PROBLEM TO SOLVE → Below are records. Find each line in them that holds the word "Existing" and copy it.

SOURCE DATA START

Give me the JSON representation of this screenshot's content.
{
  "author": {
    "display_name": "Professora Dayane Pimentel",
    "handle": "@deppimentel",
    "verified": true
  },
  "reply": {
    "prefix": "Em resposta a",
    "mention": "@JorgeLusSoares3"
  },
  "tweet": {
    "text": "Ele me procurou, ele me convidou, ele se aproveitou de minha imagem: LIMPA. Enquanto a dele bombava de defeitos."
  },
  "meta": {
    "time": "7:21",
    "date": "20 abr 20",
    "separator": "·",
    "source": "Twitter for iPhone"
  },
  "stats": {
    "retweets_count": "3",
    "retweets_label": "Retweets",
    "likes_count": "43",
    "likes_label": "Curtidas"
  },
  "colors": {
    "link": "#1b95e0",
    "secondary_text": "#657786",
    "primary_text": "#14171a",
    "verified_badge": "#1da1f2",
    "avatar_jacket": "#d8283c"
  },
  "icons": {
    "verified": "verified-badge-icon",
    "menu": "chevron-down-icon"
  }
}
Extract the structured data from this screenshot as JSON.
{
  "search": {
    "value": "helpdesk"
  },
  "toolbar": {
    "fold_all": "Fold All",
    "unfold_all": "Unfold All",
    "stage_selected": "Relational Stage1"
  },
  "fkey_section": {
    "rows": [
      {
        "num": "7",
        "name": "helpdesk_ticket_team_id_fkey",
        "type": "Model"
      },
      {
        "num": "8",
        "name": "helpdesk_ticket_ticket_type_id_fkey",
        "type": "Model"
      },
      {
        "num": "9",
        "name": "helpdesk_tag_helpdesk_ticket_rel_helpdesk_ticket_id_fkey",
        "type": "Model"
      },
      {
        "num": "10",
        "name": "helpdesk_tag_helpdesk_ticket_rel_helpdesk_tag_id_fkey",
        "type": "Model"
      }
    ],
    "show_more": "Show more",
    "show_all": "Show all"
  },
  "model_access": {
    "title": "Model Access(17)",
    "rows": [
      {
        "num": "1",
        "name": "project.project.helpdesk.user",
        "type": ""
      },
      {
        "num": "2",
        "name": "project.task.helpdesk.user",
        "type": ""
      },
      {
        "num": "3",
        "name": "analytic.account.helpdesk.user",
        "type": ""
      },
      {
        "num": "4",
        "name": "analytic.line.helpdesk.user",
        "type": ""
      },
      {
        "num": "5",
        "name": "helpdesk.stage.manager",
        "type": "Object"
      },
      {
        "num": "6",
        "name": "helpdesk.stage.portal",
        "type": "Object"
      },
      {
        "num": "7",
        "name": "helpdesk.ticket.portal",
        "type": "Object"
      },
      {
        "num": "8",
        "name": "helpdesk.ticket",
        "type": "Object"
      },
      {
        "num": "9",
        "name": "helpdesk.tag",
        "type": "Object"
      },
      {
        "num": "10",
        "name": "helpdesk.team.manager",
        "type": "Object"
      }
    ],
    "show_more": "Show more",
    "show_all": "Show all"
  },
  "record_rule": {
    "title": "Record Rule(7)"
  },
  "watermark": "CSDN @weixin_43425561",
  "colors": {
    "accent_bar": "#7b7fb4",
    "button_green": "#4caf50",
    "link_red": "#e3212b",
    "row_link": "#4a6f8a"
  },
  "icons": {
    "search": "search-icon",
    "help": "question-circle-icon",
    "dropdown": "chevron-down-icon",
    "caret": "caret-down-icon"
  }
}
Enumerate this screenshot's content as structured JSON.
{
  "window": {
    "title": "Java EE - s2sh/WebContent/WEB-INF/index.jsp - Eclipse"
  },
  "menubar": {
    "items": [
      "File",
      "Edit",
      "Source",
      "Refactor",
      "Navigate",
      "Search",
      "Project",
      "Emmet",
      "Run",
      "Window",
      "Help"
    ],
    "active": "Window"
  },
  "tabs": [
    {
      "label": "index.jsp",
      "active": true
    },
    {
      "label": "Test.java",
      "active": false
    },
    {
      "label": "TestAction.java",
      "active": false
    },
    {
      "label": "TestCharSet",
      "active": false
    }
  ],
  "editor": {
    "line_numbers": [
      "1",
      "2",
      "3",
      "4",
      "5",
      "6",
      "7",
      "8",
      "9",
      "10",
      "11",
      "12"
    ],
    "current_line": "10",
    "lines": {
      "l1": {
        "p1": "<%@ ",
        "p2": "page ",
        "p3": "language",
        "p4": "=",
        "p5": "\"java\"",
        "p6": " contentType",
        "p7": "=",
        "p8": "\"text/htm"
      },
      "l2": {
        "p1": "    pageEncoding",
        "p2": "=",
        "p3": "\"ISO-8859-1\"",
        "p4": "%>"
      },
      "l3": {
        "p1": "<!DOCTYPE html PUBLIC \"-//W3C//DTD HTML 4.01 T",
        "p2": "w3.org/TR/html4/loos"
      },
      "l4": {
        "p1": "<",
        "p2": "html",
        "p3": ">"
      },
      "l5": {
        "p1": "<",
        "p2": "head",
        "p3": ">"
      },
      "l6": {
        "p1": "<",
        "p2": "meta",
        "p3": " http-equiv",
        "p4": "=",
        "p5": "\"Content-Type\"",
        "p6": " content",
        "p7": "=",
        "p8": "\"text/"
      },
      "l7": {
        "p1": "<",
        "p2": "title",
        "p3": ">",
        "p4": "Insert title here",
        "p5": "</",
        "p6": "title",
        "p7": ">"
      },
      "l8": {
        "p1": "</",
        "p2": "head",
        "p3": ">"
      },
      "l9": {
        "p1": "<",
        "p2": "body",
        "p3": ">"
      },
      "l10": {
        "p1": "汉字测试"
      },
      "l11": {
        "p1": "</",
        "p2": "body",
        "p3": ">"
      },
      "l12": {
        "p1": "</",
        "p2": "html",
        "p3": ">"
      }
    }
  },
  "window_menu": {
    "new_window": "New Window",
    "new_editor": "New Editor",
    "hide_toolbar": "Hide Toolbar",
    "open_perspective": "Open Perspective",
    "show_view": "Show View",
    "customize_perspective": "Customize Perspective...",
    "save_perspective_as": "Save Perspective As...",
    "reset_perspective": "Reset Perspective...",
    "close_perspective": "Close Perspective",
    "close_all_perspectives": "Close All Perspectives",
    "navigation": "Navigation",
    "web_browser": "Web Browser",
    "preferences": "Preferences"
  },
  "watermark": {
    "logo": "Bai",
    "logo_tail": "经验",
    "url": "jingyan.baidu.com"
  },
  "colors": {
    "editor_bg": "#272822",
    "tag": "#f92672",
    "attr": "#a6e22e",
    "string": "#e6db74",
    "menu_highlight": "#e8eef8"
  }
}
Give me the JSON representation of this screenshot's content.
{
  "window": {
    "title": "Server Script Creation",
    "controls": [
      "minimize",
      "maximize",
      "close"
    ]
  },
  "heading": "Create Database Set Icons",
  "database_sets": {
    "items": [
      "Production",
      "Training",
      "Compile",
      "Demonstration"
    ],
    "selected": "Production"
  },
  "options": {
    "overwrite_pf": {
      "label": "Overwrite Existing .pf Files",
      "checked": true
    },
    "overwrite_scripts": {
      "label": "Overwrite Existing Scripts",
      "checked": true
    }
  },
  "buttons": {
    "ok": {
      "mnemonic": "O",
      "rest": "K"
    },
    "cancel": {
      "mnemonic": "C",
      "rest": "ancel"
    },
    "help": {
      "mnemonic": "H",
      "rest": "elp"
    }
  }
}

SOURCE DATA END

SOLUTION FOR THIS PROBLEM →
      "label": "Overwrite Existing .pf Files",
      "label": "Overwrite Existing Scripts",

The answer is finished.